The antenna-like contraption sense gunshots fired in the area. They can then triangulate a near spot-on position of those shots fired and immediately notify the nearest officers. This real-time information will also be accessible on smart phones.
“The ability to receive mobile ShotSpotter notifications and access intelligence data will help the police officers reduce the response time,” Supt. Eddie Johnson said. “And, in some instances, make the difference between life and death.”
It’s up and running in the Englewood and Harrison Districts. It will also be going up in the Austin and Deering Districts.
Police said the ShotSpotter gunshot detection sensors were first installed in small sections in Englewood and Harrison because they accounted for more than a third of the increase in homicides last year.READ MORE: Timothy Wynn, 18, Charged In South Shore Home Invasion And Murder
Additional sensors will be installed in both districts.
Community activist Andrew Holmes says the technology is appreciated, but it’s only part of the solution. A more important part, he says, is community members. They need to tell police who is responsible for crimes.
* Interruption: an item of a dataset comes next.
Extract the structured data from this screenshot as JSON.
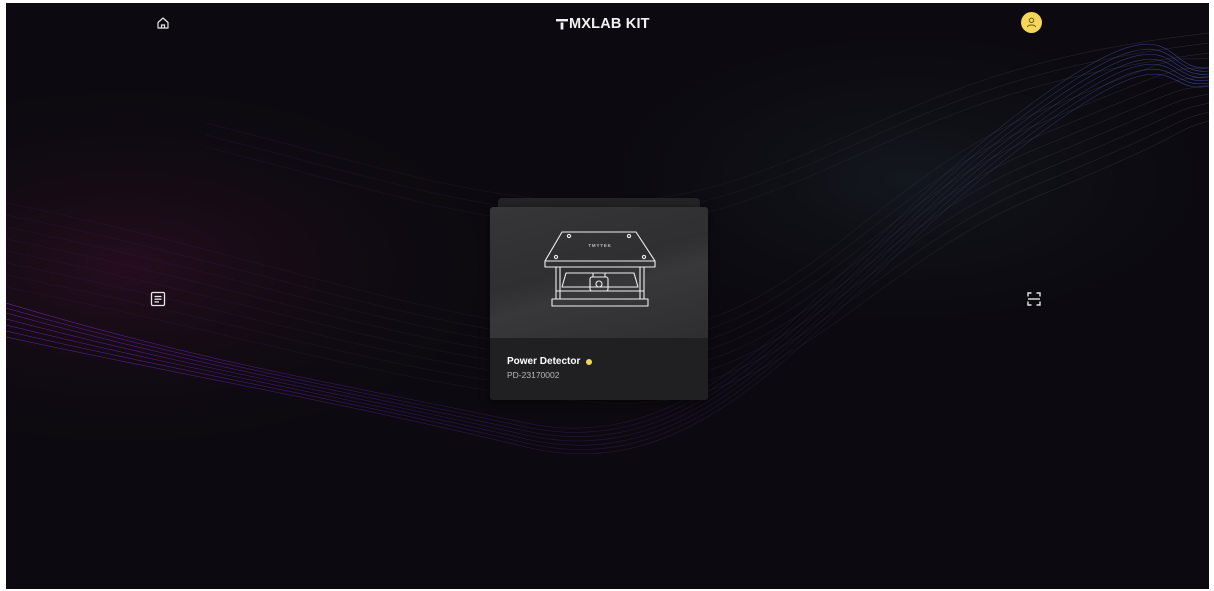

“I’m happy to see it because it can pinpoint it right away,” he said. “But it’s not going to solve crime. The community still has to stand up and say, ‘hey, Ray Ray did it.’ They have to speak up and speak out. Simple as that.”
Still, ShotSpotters can be seen as a tool, a new set of ears in the sky, and its mere presence may be part of the remedy.
In fact, shootings are down year-to-year in both of the districts that currently utilize ShotSpotter gunshot detection technology.MORE NEWS: Coworkers Rally Around River North Bouncer Who Was Shot After He Refused To Let Man Into Clutch Bar
The remaining two districts will implement their sensors before summer, with a couple more districts following suit before the end of the year.